Corbitt: “You keep nodding off and fighting to stay awake over and over.”

Bruce Corbitt spent his life pursuing his American dream onstage. Named after the Caped Crusader, he wore his long hair like a heavy metal barbarian, wielded a chainlink microphone like a magical weapon, and slayed fans around the world with his rapid-fire vocals. 

When he was diagnosed with esophageal cancer more than a year ago, he poured the same energy and intensity he unleashed onstage into his fight with an enemy that kills approximately 1,620 people each day, according to the American Cancer Society. 

This Batman-esque willpower helped him survive multiple stabbings in the ’80s and, more recently, heart disease. It kept him going when his Stage 3 diagnosis became Stage 4 in December 2017 and was on full display when he entered hospice care on January 11 of this year. He died on Friday afternoon at age 56. 


“This is the bravest man I will ever know,” wrote his wife Jenna Corbitt on Facebook shortly after his death. “He fought so hard, and instead of three months, he ended up with 21 of them. I will love you forever for many reasons but most of all because of the way you loved me. R.I.P., Bruce Corbitt. You know damn well you will never be forgotten.” 

Corbitt first rose to prominence in the local metal scene in the ’80s when he became the frontman for local thrash metal icons Rigor Mortis.

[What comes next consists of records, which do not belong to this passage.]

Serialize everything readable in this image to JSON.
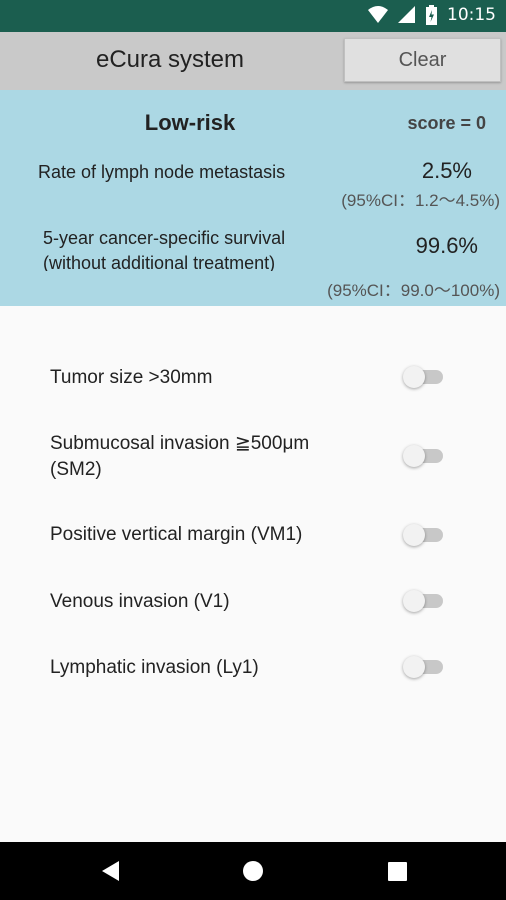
{
  "status_bar": {
    "time": "10:15"
  },
  "app_bar": {
    "title": "eCura system",
    "clear_label": "Clear"
  },
  "result": {
    "risk_level": "Low-risk",
    "score": "score = 0",
    "metastasis_label": "Rate of lymph node metastasis",
    "metastasis_value": "2.5%",
    "metastasis_ci": "(95%CI：1.2〜4.5%)",
    "survival_label_line1": "5-year cancer-specific survival",
    "survival_label_line2": "(without additional treatment)",
    "survival_value": "99.6%",
    "survival_ci": "(95%CI：99.0〜100%)",
    "background_color": "#acd8e4"
  },
  "factors": [
    {
      "label": "Tumor size >30mm",
      "checked": false
    },
    {
      "label": "Submucosal invasion ≧500μm",
      "label_line2": "(SM2)",
      "checked": false
    },
    {
      "label": "Positive vertical margin (VM1)",
      "checked": false
    },
    {
      "label": "Venous invasion (V1)",
      "checked": false
    },
    {
      "label": "Lymphatic invasion (Ly1)",
      "checked": false
    }
  ],
  "nav_bar": {
    "back": "back-icon",
    "home": "home-icon",
    "recents": "recents-icon"
  }
}
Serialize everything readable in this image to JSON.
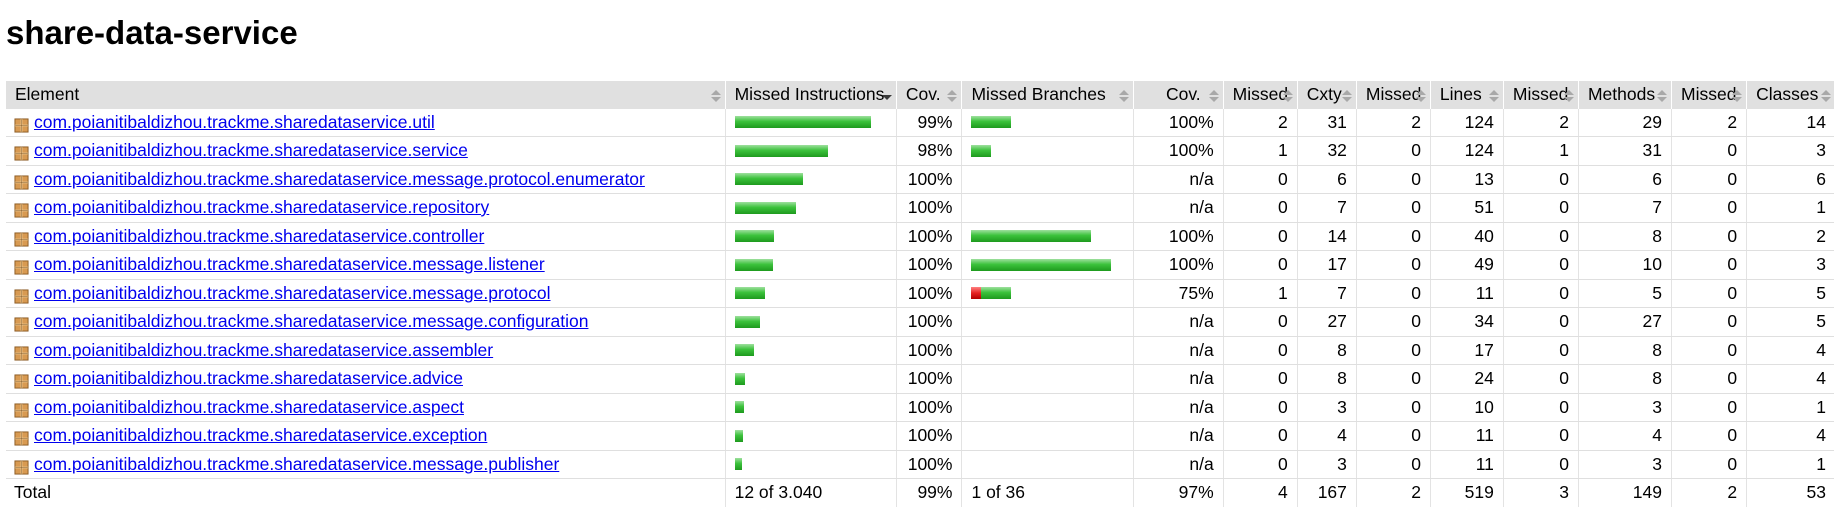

It was a dream come true for the fan-turned-singer, whose machine-gun vocals were the perfect match for the light-speed licks of his friend and guitarist Mike Scaccia. The band would eventually land a deal with Capitol Records. 

Corbitt and Rigor Mortis parted ways shortly after the release of its self-titled debut album, a move that bassist Casey Orr later said was a mistake. More than a decade passed before the original members reunited in 2005. The quartet landed onstage at Ozzfest in Dallas and headed overseas to play a festival in Europe. 

Corbitt would go on to form Warbeast with local metal stalwarts Alan Bovee, Joe “Blue” Gonzalez, Rick Perry, and Scott Shelby. Shortly after their formation, the band landed a record deal with Housecore Records, a label founded by former Pantera frontman Phil Anselmo, and released three pulverizing albums –– 2010’s Krush the Enemy, 2013’s Destroy, and 2017’s Enter the Arena –– and one split EP, 2013’s War of the Gargantuas, featuring Anselmo singing on two of the four tracks. 

Corbitt returned to the studio with Rigor Mortis in 2012 to record a new album. Later that year, they played Corbitt’s 50th birthday bash at The Rail Club in Fort Worth. Scaccia collapsed halfway through the set when he suffered a heart attack. He was pronounced dead at Texas Health Harris Methodist Hospital in Fort Worth at the age of 47. Two years later, Rigor Mortis released Slaves to the Grave. 

In 2015, Corbitt discovered he suffered from heart disease and changed his lifestyle. He’d already quit smoking, but he began exercising and changed his diet. In August of that year, he underwent heart ablation surgery and complained that he felt close to death –– a feeling he compared to trying to finish a great horror movie when you’re tired. “You keep nodding off and fighting to stay awake over and over,” he told me. “If I didn’t stay awake, I would have died.”

A few months after a conversation we had in January 2017, doctors discovered a pecan-shaped tumor in his throat and realized it was Stage 3 esophageal cancer. He chronicled his experience on videos posted to Facebook. Some days were better than others, and his fans and loved ones were always there to cheer him on or lend a shoulder to cry on when his battle became overwhelming. 

During his two-year fight, he defied doctors’ expectations by living longer than predicted. He returned to the stage last April to renew his vows with his wife and again in July to be inducted into the Fort Worth Music Hall of Fame at the Fort Worth Weekly Music Awards at the iconic Ridglea Theater.

In December, he underwent another experimental treatment. Only this time, his daughter donated her blood to help him. It seemed promising, and he was in good spirits. “Batman and Batgirl joining forces by combining our blood together,” he wrote in a December 27 Facebook post. 

A couple of weeks later, his health began deteriorating, and he entered hospice care. He spent several days at the hospital and returned to his Batcave in Irving a week later where, wrapped in an L.A. Rams blanket, he was able to watch his beloved team beat the New Orelans Saints in overtime and head to Super Bowl LIII to face the New England Patriots. 

You know damn well he’ll be watching the game in heaven.


  1. Us Texas heavy rock bands really owe Rigor Mortis a big thank you for helping shape the landscape of our local music landscape. Respect